Dybbol Historic Centre tells the story of the 1864 war. During this war the Danish border was pushed northwards as the land around Dybbol was won by the Prussians. It was only during a referendum in 1920 as part of the reparations of WWI that the land came back under Danish rule. This war had a significant effect on the area that is still felt to this day.
The 1864 story is told in a number of ways. First of all you get to watch a video about the war. I was surprised that the first part of the video focussed on the war movements and where the trenches where, before we got to why the war was being fought. I guess that most of the visitors are Danes and Germans from the area who already have very solid knowledge of this war, which is why this explanation is not critical. On the plus side, getting the commentary in English on my headphones was not a problem at all.
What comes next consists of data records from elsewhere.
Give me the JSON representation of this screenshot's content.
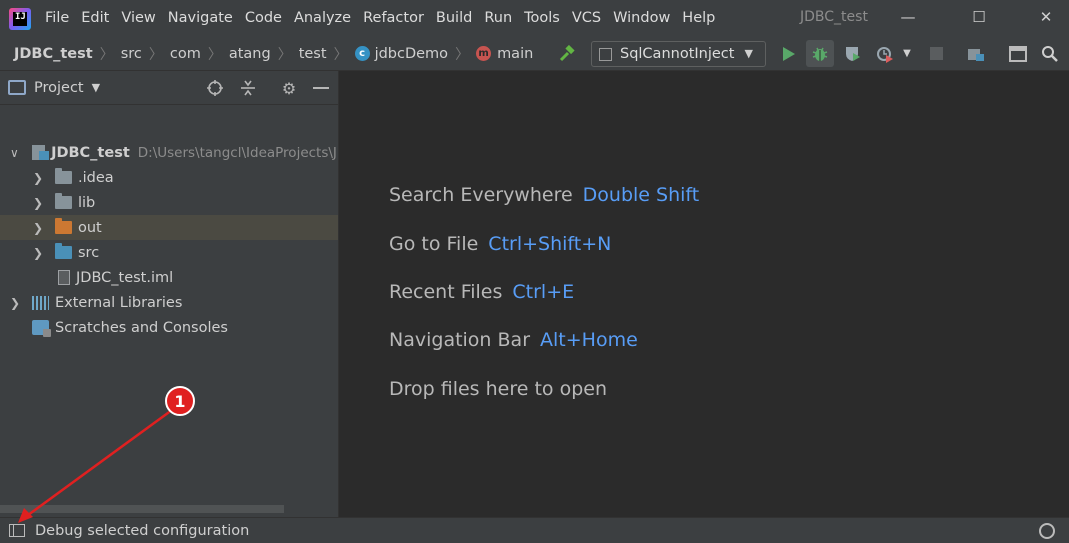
{
  "app": {
    "window_title": "JDBC_test",
    "menu": [
      "File",
      "Edit",
      "View",
      "Navigate",
      "Code",
      "Analyze",
      "Refactor",
      "Build",
      "Run",
      "Tools",
      "VCS",
      "Window",
      "Help"
    ]
  },
  "breadcrumbs": [
    "JDBC_test",
    "src",
    "com",
    "atang",
    "test",
    "jdbcDemo",
    "main"
  ],
  "toolbar": {
    "run_config": "SqlCannotInject",
    "icons": [
      "hammer-icon",
      "run-icon",
      "debug-icon",
      "coverage-icon",
      "profile-icon",
      "stop-icon",
      "project-structure-icon",
      "layout-icon",
      "search-icon"
    ]
  },
  "project_panel": {
    "title": "Project",
    "tree": [
      {
        "label": "JDBC_test",
        "path": "D:\\Users\\tangcl\\IdeaProjects\\JDBC_test",
        "icon": "module-icon"
      },
      {
        "label": ".idea",
        "icon": "folder-icon"
      },
      {
        "label": "lib",
        "icon": "folder-icon"
      },
      {
        "label": "out",
        "icon": "folder-orange-icon"
      },
      {
        "label": "src",
        "icon": "folder-blue-icon"
      },
      {
        "label": "JDBC_test.iml",
        "icon": "file-icon"
      },
      {
        "label": "External Libraries",
        "icon": "library-icon"
      },
      {
        "label": "Scratches and Consoles",
        "icon": "scratch-icon"
      }
    ]
  },
  "editor": {
    "hints": [
      {
        "label": "Search Everywhere",
        "key": "Double Shift"
      },
      {
        "label": "Go to File",
        "key": "Ctrl+Shift+N"
      },
      {
        "label": "Recent Files",
        "key": "Ctrl+E"
      },
      {
        "label": "Navigation Bar",
        "key": "Alt+Home"
      },
      {
        "label": "Drop files here to open",
        "key": ""
      }
    ]
  },
  "status": {
    "text": "Debug selected configuration"
  },
  "annotation": {
    "marker": "1",
    "color": "#e02020"
  }
}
Following the video you are directed to a diorama of the Danish trenches. I liked that the background on the 4 people in the diorama were given a background, explaining how they got to be there. In this background you also got information that one of the guys was 35 and was there as a ‘paid replacement’ for someone’s son. This information made it that much better in providing the emotion of the war.
However, you don’t only get to hear and see what the war was like, you can also experience the story in the outside area. With events organised throughout the day, such as shooting of guns and a telling of the story of a soldier. You can also make pancakes on an open fire and make bullets, as was done during the winter special opening.
A visit to this site is a pleasant way of spending a morning. From the 1st of April to the end of October it is open daily from 10-17. During winter there are special winter events on specific weekends.